Segment Start: Available data
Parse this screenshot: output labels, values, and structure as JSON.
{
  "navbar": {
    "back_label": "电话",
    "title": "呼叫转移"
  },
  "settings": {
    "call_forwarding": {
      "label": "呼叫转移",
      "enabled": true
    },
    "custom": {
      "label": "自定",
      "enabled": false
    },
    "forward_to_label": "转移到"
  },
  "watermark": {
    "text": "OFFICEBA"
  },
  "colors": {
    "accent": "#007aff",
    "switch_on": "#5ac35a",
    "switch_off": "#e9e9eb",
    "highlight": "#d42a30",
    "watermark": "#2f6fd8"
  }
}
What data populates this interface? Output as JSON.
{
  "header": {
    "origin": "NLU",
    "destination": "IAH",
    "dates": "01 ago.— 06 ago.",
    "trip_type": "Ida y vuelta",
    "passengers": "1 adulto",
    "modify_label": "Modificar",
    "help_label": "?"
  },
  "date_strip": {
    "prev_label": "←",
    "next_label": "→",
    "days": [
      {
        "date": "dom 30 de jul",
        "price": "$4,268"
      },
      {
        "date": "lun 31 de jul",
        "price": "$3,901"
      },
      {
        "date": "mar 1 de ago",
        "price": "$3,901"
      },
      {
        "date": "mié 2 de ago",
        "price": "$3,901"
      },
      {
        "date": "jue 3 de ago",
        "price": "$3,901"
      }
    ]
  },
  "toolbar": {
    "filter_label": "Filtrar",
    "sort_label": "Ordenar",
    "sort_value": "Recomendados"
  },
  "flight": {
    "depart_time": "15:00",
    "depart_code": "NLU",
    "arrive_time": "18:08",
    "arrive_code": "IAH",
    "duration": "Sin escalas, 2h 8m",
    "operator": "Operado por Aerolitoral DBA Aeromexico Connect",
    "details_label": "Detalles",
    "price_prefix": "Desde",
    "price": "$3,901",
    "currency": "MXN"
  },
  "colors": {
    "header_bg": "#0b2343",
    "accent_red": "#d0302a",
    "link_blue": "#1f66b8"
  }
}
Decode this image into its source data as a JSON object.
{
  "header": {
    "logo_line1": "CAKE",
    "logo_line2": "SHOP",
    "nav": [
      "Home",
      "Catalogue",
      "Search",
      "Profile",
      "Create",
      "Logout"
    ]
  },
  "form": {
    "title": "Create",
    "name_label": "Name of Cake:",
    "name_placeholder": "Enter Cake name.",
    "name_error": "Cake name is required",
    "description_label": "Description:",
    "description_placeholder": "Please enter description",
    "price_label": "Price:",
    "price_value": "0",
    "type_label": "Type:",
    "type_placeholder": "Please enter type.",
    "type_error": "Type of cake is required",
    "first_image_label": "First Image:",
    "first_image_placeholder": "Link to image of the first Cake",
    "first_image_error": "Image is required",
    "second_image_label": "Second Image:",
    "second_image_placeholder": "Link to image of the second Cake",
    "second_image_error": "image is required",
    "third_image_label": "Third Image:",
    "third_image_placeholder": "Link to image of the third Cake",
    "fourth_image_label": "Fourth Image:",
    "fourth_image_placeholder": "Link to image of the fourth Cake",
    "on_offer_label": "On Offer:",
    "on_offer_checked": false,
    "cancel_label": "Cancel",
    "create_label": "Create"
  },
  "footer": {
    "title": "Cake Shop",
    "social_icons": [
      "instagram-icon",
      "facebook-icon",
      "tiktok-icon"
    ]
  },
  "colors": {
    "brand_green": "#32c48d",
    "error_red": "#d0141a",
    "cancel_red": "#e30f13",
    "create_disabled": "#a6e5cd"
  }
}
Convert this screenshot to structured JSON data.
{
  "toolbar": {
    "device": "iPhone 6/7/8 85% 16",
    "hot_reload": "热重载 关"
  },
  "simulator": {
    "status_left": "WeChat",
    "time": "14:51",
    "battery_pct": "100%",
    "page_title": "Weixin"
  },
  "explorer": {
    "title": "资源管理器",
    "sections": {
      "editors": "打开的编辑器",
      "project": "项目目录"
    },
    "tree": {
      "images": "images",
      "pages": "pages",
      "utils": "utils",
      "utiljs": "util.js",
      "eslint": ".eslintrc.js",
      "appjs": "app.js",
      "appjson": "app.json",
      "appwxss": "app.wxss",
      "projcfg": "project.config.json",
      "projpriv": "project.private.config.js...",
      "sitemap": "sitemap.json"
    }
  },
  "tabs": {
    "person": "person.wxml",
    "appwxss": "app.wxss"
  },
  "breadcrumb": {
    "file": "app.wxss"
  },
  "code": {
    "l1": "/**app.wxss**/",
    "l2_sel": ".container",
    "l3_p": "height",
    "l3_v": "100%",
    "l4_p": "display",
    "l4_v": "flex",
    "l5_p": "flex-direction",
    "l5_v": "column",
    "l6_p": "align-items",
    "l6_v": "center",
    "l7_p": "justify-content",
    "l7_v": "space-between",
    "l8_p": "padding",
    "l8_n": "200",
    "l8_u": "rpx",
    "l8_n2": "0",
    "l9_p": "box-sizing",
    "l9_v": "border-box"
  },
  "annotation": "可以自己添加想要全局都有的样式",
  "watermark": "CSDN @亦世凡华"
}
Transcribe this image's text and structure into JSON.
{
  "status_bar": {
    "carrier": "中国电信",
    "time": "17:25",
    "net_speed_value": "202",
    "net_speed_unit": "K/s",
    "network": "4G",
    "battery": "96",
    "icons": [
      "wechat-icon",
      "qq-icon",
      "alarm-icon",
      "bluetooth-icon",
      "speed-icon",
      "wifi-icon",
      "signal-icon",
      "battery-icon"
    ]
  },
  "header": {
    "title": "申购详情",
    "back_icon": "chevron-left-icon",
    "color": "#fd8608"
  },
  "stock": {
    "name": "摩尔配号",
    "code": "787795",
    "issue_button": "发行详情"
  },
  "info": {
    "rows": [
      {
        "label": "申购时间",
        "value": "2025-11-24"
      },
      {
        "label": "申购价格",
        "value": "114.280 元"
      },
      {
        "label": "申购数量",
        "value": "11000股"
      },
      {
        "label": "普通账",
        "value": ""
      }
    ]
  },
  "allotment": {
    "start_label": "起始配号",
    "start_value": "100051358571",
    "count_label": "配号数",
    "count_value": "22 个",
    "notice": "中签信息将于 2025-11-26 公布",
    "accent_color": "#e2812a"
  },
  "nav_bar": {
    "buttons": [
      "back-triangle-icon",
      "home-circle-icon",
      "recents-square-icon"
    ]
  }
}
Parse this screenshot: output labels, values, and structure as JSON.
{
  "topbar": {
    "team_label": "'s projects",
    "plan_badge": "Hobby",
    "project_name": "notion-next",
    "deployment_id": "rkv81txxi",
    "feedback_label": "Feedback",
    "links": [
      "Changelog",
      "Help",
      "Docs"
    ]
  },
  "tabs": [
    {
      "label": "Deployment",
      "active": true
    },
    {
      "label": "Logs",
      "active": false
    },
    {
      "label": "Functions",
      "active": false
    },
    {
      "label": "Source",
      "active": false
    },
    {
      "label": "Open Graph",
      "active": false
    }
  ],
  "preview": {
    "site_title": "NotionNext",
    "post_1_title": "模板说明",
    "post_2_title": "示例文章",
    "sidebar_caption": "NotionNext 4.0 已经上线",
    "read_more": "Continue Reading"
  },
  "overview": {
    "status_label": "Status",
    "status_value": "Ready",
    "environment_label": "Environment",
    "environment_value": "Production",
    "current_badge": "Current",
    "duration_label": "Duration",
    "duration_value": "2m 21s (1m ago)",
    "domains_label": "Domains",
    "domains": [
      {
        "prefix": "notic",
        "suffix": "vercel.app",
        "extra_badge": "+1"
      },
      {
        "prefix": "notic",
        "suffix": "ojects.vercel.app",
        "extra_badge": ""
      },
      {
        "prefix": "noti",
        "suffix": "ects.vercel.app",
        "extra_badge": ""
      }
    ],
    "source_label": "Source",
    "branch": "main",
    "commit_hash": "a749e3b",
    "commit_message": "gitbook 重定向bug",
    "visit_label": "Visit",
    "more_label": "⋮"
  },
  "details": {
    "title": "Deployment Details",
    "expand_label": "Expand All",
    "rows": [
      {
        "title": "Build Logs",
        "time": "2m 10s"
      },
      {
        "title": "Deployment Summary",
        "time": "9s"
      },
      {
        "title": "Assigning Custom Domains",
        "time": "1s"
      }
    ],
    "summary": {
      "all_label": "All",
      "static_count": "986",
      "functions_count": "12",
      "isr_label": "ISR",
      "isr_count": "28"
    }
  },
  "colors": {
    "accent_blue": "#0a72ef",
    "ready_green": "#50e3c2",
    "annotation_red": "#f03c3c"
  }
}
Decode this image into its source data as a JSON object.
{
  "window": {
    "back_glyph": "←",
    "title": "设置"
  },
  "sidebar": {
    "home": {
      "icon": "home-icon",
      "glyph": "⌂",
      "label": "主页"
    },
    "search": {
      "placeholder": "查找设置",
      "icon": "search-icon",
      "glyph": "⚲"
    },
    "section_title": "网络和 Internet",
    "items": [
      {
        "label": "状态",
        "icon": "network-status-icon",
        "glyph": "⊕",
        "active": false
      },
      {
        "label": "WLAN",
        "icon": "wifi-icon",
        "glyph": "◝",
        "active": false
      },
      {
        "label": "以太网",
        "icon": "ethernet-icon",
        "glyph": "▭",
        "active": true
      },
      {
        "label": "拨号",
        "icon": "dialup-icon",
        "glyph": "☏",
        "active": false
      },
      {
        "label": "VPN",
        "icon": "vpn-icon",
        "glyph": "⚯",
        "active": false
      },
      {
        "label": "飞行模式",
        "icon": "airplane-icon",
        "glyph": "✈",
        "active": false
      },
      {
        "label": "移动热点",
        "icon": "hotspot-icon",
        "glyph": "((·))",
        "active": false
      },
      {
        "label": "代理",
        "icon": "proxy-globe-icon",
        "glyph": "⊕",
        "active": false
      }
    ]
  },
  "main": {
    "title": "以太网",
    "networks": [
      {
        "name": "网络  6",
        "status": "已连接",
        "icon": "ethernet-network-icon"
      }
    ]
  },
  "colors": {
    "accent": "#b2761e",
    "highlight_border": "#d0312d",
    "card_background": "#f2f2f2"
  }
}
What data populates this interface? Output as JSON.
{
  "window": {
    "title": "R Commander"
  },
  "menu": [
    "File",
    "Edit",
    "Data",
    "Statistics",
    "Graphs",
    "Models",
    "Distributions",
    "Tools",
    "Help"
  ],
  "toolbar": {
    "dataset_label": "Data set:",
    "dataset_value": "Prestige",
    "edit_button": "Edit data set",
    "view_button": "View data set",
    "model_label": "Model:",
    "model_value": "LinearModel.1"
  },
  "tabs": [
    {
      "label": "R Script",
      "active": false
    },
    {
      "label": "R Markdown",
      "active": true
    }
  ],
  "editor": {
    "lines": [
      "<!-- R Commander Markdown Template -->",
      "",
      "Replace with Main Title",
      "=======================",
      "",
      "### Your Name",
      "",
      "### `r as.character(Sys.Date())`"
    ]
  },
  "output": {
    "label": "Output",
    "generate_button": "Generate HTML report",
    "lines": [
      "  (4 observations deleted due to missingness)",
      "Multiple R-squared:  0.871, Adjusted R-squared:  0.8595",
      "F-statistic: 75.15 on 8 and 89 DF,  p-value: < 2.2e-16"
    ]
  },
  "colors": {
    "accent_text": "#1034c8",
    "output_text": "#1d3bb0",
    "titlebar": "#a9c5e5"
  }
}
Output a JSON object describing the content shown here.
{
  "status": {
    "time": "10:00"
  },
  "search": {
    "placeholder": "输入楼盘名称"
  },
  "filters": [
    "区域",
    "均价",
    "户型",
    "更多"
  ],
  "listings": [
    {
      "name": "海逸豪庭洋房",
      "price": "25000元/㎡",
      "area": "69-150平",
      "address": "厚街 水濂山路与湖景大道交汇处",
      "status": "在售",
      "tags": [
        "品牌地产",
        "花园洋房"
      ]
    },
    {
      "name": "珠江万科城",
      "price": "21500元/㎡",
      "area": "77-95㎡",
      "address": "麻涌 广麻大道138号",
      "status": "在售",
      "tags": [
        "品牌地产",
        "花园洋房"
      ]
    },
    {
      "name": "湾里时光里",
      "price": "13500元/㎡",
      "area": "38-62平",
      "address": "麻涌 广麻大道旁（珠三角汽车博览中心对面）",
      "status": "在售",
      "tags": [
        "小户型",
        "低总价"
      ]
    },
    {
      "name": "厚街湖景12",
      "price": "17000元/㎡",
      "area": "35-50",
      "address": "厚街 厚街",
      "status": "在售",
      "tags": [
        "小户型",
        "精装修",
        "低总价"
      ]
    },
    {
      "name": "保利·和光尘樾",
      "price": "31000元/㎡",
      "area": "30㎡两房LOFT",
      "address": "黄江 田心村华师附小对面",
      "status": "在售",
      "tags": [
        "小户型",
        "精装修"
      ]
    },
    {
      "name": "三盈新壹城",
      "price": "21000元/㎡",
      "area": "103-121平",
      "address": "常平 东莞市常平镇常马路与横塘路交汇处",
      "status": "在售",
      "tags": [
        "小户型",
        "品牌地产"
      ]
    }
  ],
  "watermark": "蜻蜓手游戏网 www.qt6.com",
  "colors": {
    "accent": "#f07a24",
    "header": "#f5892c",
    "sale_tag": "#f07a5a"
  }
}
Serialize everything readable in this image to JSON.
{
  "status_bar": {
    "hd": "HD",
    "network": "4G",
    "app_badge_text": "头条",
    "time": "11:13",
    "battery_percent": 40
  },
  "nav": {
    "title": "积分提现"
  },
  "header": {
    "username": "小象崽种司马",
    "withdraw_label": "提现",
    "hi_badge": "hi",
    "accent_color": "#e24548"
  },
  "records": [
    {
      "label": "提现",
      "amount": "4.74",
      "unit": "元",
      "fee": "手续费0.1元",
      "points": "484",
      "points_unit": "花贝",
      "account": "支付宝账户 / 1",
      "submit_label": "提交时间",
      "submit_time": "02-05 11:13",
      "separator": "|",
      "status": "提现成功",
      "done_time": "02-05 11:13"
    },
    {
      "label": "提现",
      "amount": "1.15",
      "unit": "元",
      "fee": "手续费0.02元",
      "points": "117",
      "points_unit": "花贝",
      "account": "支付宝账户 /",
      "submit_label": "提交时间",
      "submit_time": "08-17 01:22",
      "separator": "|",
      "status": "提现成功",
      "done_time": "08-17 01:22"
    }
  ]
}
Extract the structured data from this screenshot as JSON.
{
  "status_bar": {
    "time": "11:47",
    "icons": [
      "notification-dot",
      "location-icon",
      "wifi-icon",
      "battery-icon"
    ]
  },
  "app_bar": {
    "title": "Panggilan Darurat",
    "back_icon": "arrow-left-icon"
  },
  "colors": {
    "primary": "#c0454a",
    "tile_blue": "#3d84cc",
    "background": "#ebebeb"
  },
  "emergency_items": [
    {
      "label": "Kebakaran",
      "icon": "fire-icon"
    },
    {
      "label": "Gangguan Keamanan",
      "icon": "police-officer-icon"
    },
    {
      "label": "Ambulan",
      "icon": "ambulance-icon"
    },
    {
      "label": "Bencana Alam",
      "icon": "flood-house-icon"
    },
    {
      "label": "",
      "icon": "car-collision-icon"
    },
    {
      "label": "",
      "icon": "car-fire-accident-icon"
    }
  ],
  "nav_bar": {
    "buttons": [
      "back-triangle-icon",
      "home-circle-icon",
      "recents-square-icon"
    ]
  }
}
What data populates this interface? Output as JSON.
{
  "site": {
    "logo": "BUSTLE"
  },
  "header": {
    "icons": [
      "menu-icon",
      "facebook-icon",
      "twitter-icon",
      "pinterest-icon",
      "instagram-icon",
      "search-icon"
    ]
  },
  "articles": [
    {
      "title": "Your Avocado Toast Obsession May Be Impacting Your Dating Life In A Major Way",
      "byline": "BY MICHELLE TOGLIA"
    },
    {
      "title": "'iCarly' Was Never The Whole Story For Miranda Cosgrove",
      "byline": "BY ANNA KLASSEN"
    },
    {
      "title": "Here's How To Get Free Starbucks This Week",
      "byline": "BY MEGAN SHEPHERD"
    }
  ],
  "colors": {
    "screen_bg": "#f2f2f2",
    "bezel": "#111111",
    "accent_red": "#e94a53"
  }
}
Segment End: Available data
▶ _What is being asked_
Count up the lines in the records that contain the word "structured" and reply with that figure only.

▶ _Problem solution_
2